Report back each line of the data that contains the word "close".

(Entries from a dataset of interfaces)
____
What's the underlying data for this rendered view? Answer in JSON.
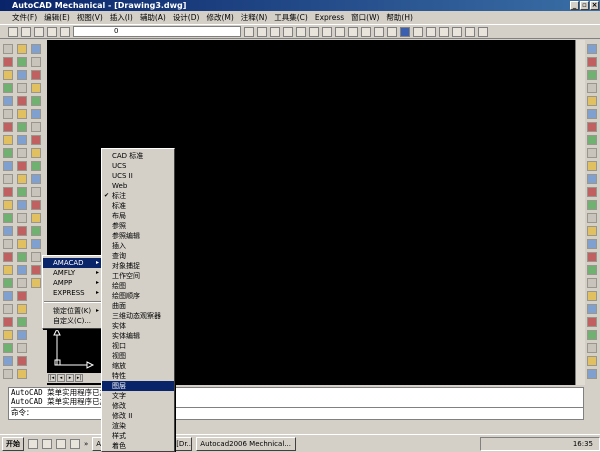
{
  "window": {
    "title": "AutoCAD Mechanical - [Drawing3.dwg]",
    "min": "_",
    "max": "▫",
    "close": "×"
  },
  "menubar": [
    "文件(F)",
    "编辑(E)",
    "视图(V)",
    "插入(I)",
    "辅助(A)",
    "设计(D)",
    "修改(M)",
    "注释(N)",
    "工具集(C)",
    "Express",
    "窗口(W)",
    "帮助(H)"
  ],
  "toolbar": {
    "layer_value": "0"
  },
  "context_menu": {
    "items": [
      {
        "label": "AMACAD",
        "submenu": true,
        "selected": true
      },
      {
        "label": "AMFLY",
        "submenu": true
      },
      {
        "label": "AMPP",
        "submenu": true
      },
      {
        "label": "EXPRESS",
        "submenu": true
      }
    ],
    "items2": [
      {
        "label": "锁定位置(K)",
        "submenu": true
      },
      {
        "label": "自定义(C)..."
      }
    ]
  },
  "submenu": {
    "items": [
      "CAD 标准",
      "UCS",
      "UCS II",
      "Web",
      "标注",
      "标准",
      "布局",
      "参照",
      "参照编辑",
      "插入",
      "查询",
      "对象捕捉",
      "工作空间",
      "绘图",
      "绘图顺序",
      "曲面",
      "三维动态观察器",
      "实体",
      "实体编辑",
      "视口",
      "视图",
      "缩放",
      "特性",
      "图层",
      "文字",
      "修改",
      "修改 II",
      "渲染",
      "样式",
      "着色"
    ],
    "checked": "标注",
    "selected": "图层"
  },
  "command": {
    "lines": [
      "AutoCAD 菜单实用程序已加载。",
      "AutoCAD 菜单实用程序已加载。"
    ],
    "prompt": "命令："
  },
  "taskbar": {
    "start": "开始",
    "more": "»",
    "tasks": [
      "AutoCAD Mechanical - [Dr...",
      "Autocad2006 Mechnical..."
    ],
    "clock": "16:35"
  },
  "tabs": [
    "|◂",
    "◂",
    "▸",
    "▸|"
  ]
}
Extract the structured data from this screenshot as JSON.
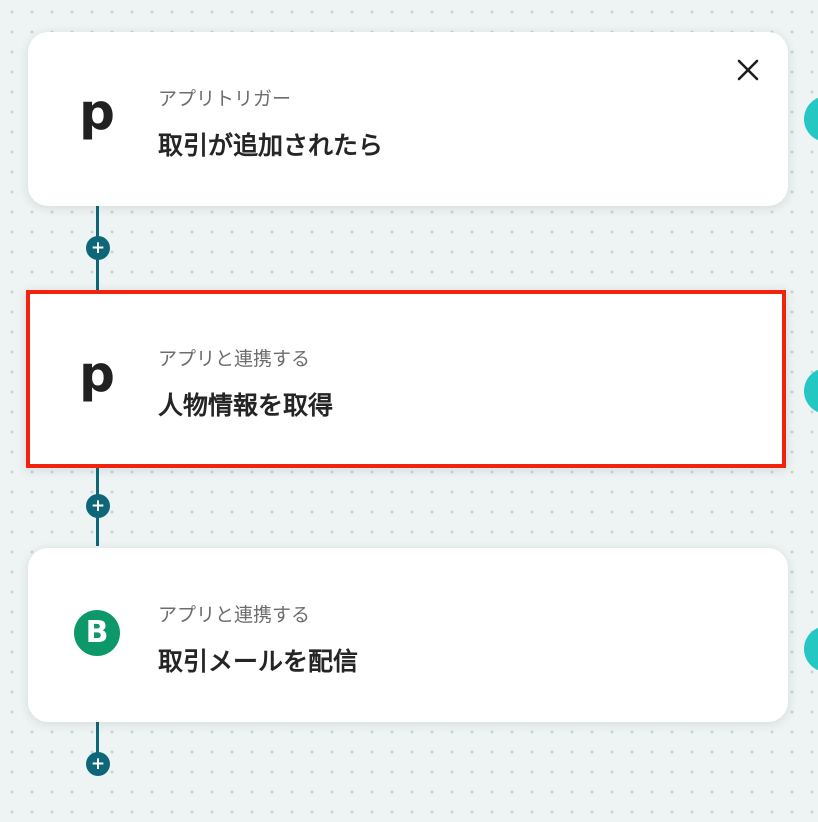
{
  "flow": {
    "steps": [
      {
        "app": "pipedrive",
        "icon_glyph": "p",
        "icon_name": "pipedrive-icon",
        "type_label": "アプリトリガー",
        "title": "取引が追加されたら",
        "selected": false
      },
      {
        "app": "pipedrive",
        "icon_glyph": "p",
        "icon_name": "pipedrive-icon",
        "type_label": "アプリと連携する",
        "title": "人物情報を取得",
        "selected": true
      },
      {
        "app": "brevo",
        "icon_glyph": "B",
        "icon_name": "brevo-icon",
        "type_label": "アプリと連携する",
        "title": "取引メールを配信",
        "selected": false
      }
    ],
    "add_step_glyph": "+",
    "close_icon": "close-icon"
  },
  "colors": {
    "connector": "#0d6779",
    "highlight_border": "#f2230c",
    "brevo_green": "#0c9868",
    "side_dot": "#25c7c2",
    "canvas_bg": "#eef3f3"
  }
}
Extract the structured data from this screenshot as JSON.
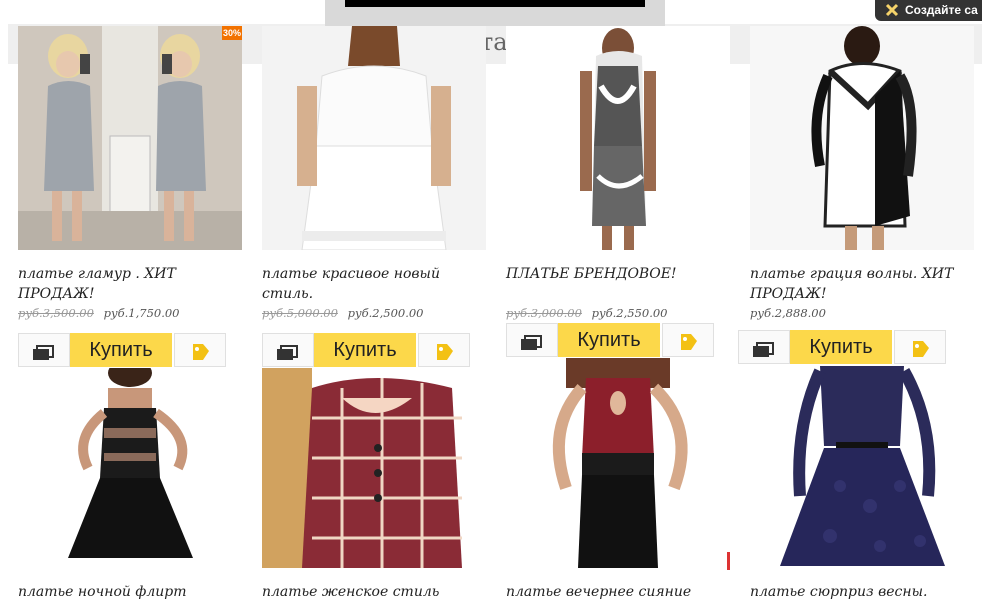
{
  "header": {
    "title_fragment": "та",
    "create_label": "Создайте са"
  },
  "buttons": {
    "buy_label": "Купить"
  },
  "products": [
    {
      "name": "платье гламур . ХИТ ПРОДАЖ!",
      "old_price": "руб.3,500.00",
      "price": "руб.1,750.00",
      "badge": "30%"
    },
    {
      "name": "платье красивое новый стиль.",
      "old_price": "руб.5,000.00",
      "price": "руб.2,500.00"
    },
    {
      "name": "ПЛАТЬЕ БРЕНДОВОЕ!",
      "old_price": "руб.3,000.00",
      "price": "руб.2,550.00"
    },
    {
      "name": "платье грация волны. ХИТ ПРОДАЖ!",
      "price": "руб.2,888.00"
    },
    {
      "name": "платье ночной флирт"
    },
    {
      "name": "платье женское стиль"
    },
    {
      "name": "платье вечернее сияние"
    },
    {
      "name": "платье сюрприз весны."
    }
  ],
  "icons": {
    "compare": "compare-icon",
    "favorite": "favorite-tag-icon",
    "close": "close-icon"
  },
  "colors": {
    "buy_button": "#fcd84a",
    "accent": "#f27200"
  }
}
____
Exercise output:
    "close": "×"
    "close_icon": "close-icon"
    "close": "close-icon"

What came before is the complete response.